A Brazilian scientist has made a groundbreaking discovery by identifying fossils of a diminutive crocodile-like reptile that existed during the Triassic Period, several million years before the emergence of dinosaurs. The fossilized remains of this predator, named Parvosuchus aurelioi, were found in southern Brazil. The remains include a complete skull, 11 vertebrae, the pelvis, and some limb bones. Paleontologist Rodrigo Muller from the Federal University of Santa Maria in Rio Grande state reported this discovery, with the research published in the journal Scientific Reports. Parvosuchus, which translates to “small crocodile,” lived approximately 237 million years ago. It was a terrestrial predator about one meter in length and preyed on smaller reptiles. Parvosuchus belonged to the extinct family Gracilisuchidae, a group previously known only from Argentina and China. According to Muller, the Gracilisuchidae are exceptionally rare in the fossil record and are particularly intriguing because they existed just before the dawn of dinosaurs.

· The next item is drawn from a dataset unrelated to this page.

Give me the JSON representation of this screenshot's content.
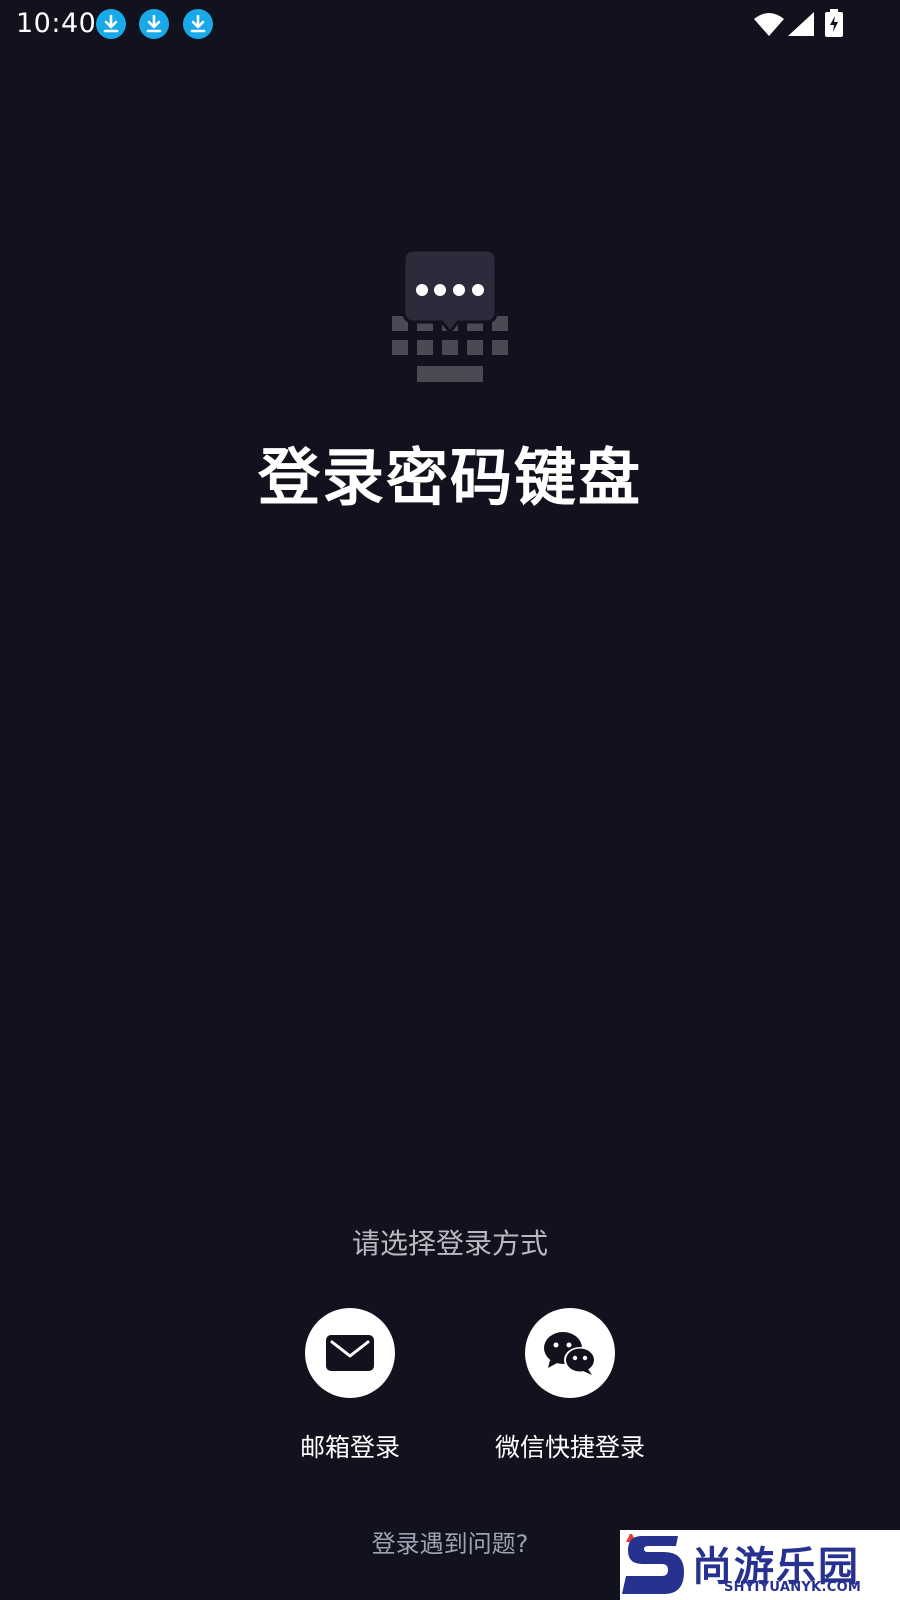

Parvosuchus represents an early branch of the Pseudosuchia lineage, which eventually gave rise to modern crocodiles. This reptile lived during a period of significant evolutionary innovation following Earth’s most catastrophic mass extinction event, which occurred 252 million years ago. During this time, various reptile groups were competing for dominance before the dinosaurs eventually took over. The Gracilisuchidae family, to which Parvosuchus belongs, saw its last undisputed members die out about seven million years before the first dinosaurs appeared. Muller stated that the discovery of Parvosuchus aurelioi enhances understanding of prehistoric diversity and offers vital insights into the evolution of crocodiles and dinosaurs. This finding highlights the importance of ongoing paleontological research in uncovering Earth’s complex history.